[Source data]
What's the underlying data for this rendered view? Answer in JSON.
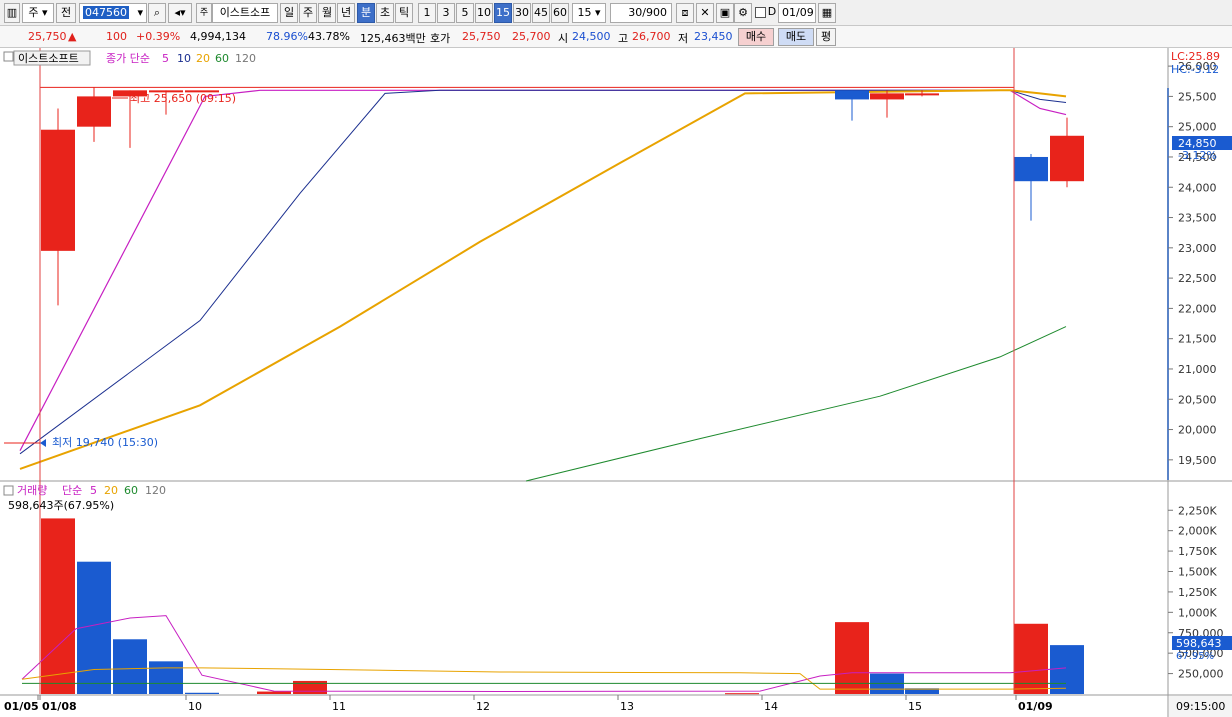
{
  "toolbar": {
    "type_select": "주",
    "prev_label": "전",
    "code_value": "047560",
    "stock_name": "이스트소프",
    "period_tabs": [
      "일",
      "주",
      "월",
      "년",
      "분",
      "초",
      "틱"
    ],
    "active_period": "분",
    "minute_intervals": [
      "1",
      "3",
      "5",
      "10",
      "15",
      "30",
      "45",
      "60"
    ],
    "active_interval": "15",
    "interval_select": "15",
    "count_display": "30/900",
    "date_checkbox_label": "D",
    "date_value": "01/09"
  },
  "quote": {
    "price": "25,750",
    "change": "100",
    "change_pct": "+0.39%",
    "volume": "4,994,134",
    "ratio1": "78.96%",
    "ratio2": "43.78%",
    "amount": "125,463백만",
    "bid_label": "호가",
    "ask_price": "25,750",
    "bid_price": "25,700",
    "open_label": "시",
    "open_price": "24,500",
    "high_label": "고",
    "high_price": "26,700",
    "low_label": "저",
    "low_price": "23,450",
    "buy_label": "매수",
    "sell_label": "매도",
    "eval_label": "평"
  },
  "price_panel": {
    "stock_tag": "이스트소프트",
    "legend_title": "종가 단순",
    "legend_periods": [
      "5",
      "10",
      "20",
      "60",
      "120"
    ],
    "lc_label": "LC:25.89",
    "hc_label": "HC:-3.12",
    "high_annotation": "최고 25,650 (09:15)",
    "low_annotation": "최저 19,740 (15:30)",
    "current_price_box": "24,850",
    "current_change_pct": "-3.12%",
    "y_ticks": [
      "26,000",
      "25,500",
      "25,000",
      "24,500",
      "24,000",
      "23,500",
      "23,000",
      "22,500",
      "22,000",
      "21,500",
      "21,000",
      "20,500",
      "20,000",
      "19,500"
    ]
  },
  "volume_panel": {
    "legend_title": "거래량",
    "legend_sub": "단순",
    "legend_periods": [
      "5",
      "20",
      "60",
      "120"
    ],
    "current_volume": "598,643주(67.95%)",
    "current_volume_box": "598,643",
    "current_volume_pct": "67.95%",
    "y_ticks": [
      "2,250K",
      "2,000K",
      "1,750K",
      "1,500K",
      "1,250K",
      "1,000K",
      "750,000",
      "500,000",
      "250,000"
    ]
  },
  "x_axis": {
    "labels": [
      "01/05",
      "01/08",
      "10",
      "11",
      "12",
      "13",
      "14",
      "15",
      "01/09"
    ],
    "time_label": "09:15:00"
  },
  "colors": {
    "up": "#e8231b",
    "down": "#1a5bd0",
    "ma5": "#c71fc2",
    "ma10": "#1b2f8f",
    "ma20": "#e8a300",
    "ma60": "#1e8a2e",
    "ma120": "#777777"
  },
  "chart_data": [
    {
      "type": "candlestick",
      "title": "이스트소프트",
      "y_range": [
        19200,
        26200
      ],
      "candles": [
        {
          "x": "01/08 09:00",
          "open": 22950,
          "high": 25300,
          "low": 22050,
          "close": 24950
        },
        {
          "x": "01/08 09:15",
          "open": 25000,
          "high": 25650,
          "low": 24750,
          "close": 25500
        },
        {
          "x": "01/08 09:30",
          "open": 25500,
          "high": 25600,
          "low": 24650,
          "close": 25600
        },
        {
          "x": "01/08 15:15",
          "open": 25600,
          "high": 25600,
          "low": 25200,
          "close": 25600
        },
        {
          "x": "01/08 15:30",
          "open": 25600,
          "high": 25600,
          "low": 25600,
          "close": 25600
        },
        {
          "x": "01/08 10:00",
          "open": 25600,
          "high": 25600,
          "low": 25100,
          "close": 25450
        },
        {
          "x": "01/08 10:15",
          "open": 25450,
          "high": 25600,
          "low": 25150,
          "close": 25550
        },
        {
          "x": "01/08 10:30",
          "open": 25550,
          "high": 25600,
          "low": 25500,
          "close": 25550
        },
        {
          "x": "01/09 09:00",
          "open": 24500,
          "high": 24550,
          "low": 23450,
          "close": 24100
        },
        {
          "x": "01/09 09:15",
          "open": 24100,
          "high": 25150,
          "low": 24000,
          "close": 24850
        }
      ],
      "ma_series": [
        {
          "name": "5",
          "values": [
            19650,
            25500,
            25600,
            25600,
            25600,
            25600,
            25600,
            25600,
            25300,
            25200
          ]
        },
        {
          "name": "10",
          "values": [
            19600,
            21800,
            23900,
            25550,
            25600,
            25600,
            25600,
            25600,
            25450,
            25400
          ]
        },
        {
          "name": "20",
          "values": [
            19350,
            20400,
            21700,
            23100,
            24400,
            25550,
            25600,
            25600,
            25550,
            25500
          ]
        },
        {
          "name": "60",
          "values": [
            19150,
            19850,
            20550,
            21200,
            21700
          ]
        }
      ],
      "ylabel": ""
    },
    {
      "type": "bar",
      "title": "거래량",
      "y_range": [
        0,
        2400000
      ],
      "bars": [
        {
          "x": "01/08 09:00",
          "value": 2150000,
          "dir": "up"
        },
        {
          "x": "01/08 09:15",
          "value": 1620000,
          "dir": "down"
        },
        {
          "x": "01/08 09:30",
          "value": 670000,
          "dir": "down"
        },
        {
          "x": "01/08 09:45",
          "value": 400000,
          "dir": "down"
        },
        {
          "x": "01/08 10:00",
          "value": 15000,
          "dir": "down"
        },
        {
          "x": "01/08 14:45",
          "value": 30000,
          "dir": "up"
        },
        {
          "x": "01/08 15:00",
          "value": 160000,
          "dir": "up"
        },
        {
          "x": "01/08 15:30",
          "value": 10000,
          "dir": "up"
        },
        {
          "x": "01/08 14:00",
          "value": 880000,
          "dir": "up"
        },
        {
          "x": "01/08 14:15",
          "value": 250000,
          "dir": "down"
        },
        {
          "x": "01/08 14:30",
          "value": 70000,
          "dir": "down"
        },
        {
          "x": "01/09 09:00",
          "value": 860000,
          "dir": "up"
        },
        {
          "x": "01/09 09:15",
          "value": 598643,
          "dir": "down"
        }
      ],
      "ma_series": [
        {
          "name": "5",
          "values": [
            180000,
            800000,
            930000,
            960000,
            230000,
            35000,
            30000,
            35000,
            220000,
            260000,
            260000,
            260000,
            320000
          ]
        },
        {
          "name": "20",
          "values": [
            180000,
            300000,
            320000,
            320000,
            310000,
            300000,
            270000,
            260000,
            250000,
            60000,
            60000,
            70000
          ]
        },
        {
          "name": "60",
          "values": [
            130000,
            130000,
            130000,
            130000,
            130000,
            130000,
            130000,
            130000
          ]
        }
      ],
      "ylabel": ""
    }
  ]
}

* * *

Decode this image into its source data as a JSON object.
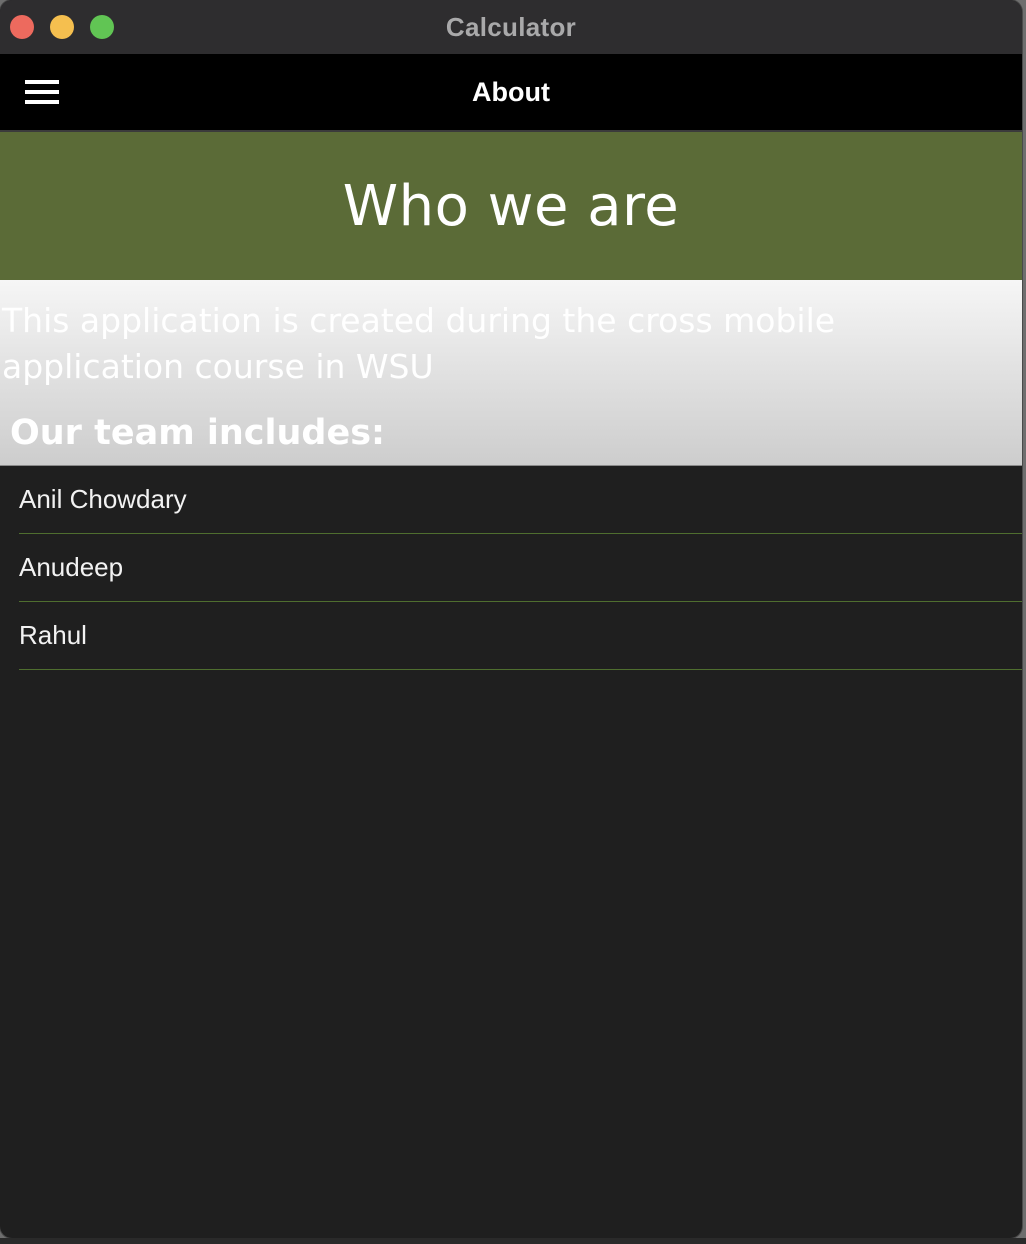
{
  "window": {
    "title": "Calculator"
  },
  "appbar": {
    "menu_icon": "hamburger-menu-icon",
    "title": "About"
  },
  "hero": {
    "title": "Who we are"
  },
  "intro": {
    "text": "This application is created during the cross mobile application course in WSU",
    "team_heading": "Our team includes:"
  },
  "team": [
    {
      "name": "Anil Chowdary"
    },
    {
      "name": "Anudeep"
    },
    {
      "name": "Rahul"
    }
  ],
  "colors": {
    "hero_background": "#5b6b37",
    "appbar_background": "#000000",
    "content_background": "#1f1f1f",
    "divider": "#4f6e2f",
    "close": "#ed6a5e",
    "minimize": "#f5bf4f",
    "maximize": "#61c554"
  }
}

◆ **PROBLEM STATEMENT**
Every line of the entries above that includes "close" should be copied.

◆ **RESULT**
          "close": 24950
          "close": 25500
          "close": 25600
          "close": 25600
          "close": 25600
          "close": 25450
          "close": 25550
          "close": 25550
          "close": 24100
          "close": 24850
    "close": "#ed6a5e",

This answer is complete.